[Dataset rows describing interfaces]

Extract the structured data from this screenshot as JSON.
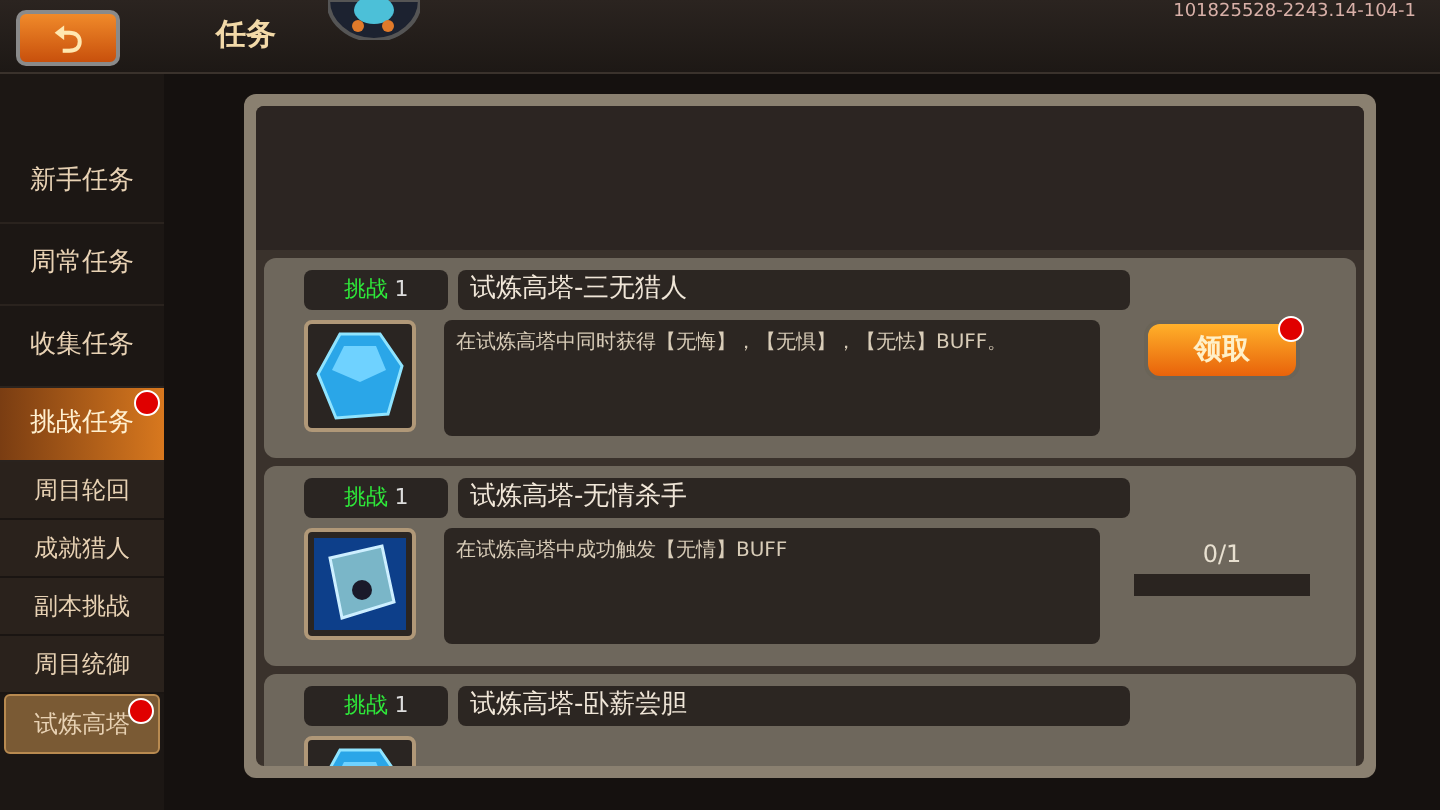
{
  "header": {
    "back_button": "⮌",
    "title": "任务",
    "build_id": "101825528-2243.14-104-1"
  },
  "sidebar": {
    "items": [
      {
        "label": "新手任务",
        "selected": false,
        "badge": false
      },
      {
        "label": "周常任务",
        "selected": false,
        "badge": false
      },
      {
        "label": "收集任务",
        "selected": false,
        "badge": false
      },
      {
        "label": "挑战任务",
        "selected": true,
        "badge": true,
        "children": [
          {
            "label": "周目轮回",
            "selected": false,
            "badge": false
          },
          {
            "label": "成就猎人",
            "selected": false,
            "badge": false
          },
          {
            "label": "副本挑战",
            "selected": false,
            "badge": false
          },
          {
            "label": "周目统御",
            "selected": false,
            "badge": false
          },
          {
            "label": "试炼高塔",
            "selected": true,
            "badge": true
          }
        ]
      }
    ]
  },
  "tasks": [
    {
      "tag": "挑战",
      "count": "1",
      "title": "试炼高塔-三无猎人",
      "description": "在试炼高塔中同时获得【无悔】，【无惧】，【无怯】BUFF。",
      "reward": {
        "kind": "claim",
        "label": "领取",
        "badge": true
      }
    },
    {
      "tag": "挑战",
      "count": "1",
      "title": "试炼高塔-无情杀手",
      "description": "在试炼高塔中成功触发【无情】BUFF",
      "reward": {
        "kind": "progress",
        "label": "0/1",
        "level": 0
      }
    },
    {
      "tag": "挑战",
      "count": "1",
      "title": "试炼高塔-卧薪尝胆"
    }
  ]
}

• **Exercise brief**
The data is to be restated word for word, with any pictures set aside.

• **Answer below**
Extract the structured data from this screenshot as JSON.
{
  "header": {
    "back_button": "⮌",
    "title": "任务",
    "build_id": "101825528-2243.14-104-1"
  },
  "sidebar": {
    "items": [
      {
        "label": "新手任务",
        "selected": false,
        "badge": false
      },
      {
        "label": "周常任务",
        "selected": false,
        "badge": false
      },
      {
        "label": "收集任务",
        "selected": false,
        "badge": false
      },
      {
        "label": "挑战任务",
        "selected": true,
        "badge": true,
        "children": [
          {
            "label": "周目轮回",
            "selected": false,
            "badge": false
          },
          {
            "label": "成就猎人",
            "selected": false,
            "badge": false
          },
          {
            "label": "副本挑战",
            "selected": false,
            "badge": false
          },
          {
            "label": "周目统御",
            "selected": false,
            "badge": false
          },
          {
            "label": "试炼高塔",
            "selected": true,
            "badge": true
          }
        ]
      }
    ]
  },
  "tasks": [
    {
      "tag": "挑战",
      "count": "1",
      "title": "试炼高塔-三无猎人",
      "description": "在试炼高塔中同时获得【无悔】，【无惧】，【无怯】BUFF。",
      "reward": {
        "kind": "claim",
        "label": "领取",
        "badge": true
      }
    },
    {
      "tag": "挑战",
      "count": "1",
      "title": "试炼高塔-无情杀手",
      "description": "在试炼高塔中成功触发【无情】BUFF",
      "reward": {
        "kind": "progress",
        "label": "0/1",
        "level": 0
      }
    },
    {
      "tag": "挑战",
      "count": "1",
      "title": "试炼高塔-卧薪尝胆"
    }
  ]
}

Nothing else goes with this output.